An approach to modelling food web biomass flows among live and dead compartments within and among species is formulated using metaphysiological principles that characterise population growth in terms of basal metabolism, feeding, senescence and exploitation. This leads to a unified approach to modelling interactions among plants, herbivores, carnivores, scavengers, parasites and their resources. Also, dichotomising sessile miners from mobile gatherers of resources, with relevance to feeding and starvation time scales, suggests a new classification scheme involving 10 primary categories of consumer types. These types, in various combinations, rigorously distinguish scavenger from parasite, herbivory from phytophagy and detritivore from decomposer.
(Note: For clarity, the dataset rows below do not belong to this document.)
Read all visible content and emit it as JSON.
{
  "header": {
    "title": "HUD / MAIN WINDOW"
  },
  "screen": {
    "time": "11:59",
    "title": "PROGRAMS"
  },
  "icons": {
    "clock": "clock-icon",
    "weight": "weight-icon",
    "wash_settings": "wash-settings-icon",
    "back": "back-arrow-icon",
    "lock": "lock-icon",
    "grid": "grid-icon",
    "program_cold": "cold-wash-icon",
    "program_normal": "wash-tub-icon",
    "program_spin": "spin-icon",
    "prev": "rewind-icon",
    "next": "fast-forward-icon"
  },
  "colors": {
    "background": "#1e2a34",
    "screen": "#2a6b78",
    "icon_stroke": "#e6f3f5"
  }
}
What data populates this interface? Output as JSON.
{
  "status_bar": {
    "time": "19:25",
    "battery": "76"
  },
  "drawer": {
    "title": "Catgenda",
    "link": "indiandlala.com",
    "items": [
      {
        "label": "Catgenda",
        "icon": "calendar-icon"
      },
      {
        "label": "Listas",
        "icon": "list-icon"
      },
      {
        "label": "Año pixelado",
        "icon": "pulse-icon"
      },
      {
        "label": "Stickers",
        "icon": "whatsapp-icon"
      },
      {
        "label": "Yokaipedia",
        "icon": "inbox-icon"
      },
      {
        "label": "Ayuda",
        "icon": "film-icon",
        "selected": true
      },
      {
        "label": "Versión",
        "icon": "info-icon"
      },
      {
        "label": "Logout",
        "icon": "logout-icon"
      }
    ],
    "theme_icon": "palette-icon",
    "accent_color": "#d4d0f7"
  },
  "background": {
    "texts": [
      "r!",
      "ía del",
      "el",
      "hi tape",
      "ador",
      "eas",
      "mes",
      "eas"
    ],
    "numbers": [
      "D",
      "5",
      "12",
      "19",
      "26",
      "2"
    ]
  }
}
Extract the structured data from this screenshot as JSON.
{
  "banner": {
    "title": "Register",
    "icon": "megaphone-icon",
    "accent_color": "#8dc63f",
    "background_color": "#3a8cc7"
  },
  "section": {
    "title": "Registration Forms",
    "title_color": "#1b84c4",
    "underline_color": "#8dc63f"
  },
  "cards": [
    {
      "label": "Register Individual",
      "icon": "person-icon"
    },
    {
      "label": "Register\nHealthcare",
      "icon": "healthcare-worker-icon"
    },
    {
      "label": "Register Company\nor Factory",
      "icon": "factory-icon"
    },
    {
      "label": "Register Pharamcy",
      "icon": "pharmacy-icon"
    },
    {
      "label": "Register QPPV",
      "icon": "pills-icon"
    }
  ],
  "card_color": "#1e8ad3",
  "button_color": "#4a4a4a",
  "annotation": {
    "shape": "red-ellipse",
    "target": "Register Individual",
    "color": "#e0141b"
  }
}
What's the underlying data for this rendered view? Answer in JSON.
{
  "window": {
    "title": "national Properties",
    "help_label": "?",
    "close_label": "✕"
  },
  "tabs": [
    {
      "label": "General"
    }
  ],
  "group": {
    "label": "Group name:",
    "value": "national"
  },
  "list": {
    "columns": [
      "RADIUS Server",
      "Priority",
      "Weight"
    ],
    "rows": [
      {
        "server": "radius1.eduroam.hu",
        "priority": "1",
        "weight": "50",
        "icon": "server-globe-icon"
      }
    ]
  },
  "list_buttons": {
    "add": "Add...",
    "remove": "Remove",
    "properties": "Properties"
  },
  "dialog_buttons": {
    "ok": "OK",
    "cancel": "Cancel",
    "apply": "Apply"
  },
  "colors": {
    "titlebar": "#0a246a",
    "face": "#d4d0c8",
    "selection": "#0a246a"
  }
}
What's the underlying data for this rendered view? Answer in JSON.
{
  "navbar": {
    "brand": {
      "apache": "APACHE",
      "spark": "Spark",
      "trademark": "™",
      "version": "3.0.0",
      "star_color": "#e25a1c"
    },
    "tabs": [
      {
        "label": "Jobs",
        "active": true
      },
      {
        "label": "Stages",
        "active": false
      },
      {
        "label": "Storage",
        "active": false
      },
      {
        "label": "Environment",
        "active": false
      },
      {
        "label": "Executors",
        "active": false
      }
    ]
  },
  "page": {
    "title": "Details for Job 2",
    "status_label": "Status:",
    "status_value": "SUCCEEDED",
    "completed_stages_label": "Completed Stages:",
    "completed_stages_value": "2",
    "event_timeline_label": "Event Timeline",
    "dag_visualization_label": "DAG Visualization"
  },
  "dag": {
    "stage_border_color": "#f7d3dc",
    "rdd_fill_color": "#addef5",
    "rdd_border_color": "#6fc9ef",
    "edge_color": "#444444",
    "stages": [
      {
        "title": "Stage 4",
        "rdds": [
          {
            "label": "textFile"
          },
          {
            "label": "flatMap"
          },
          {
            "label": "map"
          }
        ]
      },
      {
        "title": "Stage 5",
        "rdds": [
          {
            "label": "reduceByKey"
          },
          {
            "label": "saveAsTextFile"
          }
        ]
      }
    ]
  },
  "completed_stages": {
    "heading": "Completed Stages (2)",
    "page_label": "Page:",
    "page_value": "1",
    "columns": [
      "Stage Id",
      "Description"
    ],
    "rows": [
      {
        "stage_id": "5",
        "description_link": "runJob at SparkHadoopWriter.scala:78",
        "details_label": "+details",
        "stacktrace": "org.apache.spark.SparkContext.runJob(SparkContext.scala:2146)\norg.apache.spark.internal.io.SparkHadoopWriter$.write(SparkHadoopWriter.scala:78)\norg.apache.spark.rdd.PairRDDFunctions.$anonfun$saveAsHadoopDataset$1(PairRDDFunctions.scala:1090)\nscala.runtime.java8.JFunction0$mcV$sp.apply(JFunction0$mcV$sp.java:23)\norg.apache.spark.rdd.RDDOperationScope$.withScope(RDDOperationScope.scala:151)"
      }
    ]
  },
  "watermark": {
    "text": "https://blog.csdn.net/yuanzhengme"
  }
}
Application of the approach to particular consumer-resource interactions is demonstrated, culminating in the construction of an anthrax-centred food web model, with parameters applicable to Etosha National Park, Namibia, where deaths of elephants and zebra from the bacterial pathogen, Bacillus anthracis, provide significant subsidies to jackals, vultures and other scavengers.

Figures

Figure 1
Figure 1
Consumer categories (see Appendix S1 and Table S1 for more details).
Figure 2
Figure 2
A biomass flow diagram of a general resource–consumer system modelled by eqn 6 in which the consumer, but not the resource population, may be subject to cannibalism. For simplicity, the diversion functions θ12 and θ22 are not illustrated.
Figure 3
Figure 3
Specific cases of the biomass flow diagram illustrated in Fig. 2 (same legend applies), with flow and influence structures detailed in Table 2, for (a) a cropper, with the link that corresponds to the influence of harassment specifically labelled; (b) a parasite, with the overlapping death compartments indicated; (c) scavengers that feed only on dead resources and (d)scavengers that feed both on dead resources and cannibalistically on their own dead biomass.
Figure 4
Figure 4
A simplified anthrax-centred biomass transformation web in Etosha National Park, Namibia. See Appendix S4 for equations modelling this system.
Figure 5
Figure 5
The zebra/elephant biomass abundance x1(t) (Scale 1 = 18 000 metric tons) and anthrax spore abundance x2(t) (Scale 1 = 200 unspecified units) solutions to eqn 12 are plotted over a 30-year period for the parameter values given in Table S2 (Appendix S5), except as noted: (a) a2 = 0.5 and μ22 = 0.0001, (b) a2 = 0.5 and μ22 = 0, (c) a2 = 0.8 and μ22 = 0, and (d) a2 = 1.2 and μ22 = 0.
Figure 6
Figure 6
Jackal biomass abundance x4(t) (Scale 1 = 20 metric tons) solutions to eqn 12 are plotted over a 25-year period for the parameter values given in Table S2 (Appendix S5), except as labelled in (a) for the four illustrated cases. The same applies to (b), except here the deficit stress variable v4 (Scale 1 = 10−1) is also plotted for the labelled case.

Similar articles

See all similar articles

Cited by 15 PubMed Central articles

See all "Cited by" articles

Publication types

LinkOut - more resources

Feedback